● What this task involves: Based on the listing below, report how many lines contain the word "arrow". Nothing but the number, please.

● Data for processing:
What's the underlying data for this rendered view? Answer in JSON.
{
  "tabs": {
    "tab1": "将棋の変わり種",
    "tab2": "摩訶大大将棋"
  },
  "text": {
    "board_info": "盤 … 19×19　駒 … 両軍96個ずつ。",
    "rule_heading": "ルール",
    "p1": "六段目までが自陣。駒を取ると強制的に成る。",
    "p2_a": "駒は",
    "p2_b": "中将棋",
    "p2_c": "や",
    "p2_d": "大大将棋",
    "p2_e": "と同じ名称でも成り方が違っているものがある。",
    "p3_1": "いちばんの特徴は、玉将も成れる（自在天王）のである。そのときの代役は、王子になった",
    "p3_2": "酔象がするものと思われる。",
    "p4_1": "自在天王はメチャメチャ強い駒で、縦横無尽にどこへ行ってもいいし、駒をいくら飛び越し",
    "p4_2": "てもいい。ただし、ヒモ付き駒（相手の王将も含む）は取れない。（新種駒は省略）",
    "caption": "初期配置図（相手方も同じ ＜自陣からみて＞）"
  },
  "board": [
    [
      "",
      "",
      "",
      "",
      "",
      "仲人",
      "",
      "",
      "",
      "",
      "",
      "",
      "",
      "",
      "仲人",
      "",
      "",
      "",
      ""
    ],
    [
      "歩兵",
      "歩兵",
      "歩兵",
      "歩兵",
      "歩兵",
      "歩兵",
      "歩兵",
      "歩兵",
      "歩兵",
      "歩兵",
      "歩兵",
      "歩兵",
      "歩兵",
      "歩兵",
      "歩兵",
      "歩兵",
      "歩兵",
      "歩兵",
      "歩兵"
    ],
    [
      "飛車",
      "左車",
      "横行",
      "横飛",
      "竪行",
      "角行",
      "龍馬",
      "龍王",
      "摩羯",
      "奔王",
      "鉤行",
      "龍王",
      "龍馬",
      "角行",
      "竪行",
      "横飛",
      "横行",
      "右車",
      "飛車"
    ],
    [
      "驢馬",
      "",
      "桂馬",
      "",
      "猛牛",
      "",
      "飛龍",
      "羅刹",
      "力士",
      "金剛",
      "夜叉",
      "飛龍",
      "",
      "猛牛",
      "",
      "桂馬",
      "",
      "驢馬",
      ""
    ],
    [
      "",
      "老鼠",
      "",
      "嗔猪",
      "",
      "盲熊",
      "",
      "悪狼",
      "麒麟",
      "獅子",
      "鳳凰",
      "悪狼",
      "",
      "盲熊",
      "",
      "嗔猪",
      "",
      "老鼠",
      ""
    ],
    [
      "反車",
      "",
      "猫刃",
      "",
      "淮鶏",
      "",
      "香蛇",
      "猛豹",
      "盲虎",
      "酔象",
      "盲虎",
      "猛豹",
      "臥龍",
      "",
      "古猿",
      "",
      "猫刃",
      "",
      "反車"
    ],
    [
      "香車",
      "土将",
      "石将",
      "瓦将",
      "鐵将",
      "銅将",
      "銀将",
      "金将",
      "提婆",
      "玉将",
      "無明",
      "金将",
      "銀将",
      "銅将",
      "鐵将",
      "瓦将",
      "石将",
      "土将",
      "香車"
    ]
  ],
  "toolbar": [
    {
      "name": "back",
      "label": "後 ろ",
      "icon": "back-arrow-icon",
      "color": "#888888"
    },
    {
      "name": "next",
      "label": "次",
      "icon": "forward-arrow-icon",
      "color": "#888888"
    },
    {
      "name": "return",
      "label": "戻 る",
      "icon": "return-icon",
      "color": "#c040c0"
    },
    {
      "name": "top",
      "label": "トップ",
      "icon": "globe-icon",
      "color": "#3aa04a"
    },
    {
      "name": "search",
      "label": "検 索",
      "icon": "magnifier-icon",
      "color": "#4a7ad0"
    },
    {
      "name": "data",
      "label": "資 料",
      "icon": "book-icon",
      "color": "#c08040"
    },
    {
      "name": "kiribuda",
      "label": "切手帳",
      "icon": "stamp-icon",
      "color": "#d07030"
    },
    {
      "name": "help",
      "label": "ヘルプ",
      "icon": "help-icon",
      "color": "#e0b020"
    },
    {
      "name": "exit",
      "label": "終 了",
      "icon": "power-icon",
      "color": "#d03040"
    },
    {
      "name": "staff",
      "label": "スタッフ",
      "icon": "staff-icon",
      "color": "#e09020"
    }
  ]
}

● Solution to this exercise: 2